▶ WHAT YOU NEED TO DO:
Note each line of the listing that contains the string "name", and copy it.

▶ SOURCE DATA:
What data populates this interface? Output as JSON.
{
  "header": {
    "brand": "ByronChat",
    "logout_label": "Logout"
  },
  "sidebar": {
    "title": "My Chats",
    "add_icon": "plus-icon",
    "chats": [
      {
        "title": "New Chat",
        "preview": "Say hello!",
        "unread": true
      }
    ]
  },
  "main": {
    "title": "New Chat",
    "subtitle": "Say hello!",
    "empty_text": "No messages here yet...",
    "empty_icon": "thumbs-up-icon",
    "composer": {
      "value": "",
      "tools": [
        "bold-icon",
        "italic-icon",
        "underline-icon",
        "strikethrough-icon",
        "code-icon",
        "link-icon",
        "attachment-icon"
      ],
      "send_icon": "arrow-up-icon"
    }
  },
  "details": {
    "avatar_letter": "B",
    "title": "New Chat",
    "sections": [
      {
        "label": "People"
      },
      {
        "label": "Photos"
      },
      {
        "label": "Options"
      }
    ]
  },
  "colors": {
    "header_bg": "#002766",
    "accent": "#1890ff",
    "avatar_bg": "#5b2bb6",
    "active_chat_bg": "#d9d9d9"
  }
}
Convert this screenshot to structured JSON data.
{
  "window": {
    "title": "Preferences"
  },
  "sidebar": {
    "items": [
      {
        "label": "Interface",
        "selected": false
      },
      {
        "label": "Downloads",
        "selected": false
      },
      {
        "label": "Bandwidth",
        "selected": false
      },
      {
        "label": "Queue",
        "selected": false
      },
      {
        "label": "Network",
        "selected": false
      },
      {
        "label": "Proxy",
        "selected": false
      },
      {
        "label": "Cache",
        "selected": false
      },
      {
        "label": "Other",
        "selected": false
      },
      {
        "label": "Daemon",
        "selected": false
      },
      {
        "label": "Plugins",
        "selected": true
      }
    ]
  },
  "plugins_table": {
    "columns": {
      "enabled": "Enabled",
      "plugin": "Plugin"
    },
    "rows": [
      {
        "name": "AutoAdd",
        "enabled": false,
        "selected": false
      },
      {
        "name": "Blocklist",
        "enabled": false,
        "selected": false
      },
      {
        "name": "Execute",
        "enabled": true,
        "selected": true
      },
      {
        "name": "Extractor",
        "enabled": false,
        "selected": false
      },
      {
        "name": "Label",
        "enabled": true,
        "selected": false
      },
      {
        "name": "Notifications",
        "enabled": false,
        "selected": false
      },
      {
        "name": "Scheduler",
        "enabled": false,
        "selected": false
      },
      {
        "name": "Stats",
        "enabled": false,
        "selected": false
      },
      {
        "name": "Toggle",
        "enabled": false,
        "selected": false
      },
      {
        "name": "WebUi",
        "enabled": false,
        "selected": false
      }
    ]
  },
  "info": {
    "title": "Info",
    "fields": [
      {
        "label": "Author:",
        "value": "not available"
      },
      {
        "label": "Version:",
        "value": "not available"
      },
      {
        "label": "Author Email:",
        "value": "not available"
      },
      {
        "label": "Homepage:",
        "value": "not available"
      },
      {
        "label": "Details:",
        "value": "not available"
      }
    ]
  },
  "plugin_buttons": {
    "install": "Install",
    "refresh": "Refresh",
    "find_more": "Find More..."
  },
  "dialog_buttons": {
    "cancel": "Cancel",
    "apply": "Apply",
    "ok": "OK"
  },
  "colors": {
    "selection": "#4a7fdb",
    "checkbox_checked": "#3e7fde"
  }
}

▶ RESPONSE:
        "name": "AutoAdd",
        "name": "Blocklist",
        "name": "Execute",
        "name": "Extractor",
        "name": "Label",
        "name": "Notifications",
        "name": "Scheduler",
        "name": "Stats",
        "name": "Toggle",
        "name": "WebUi",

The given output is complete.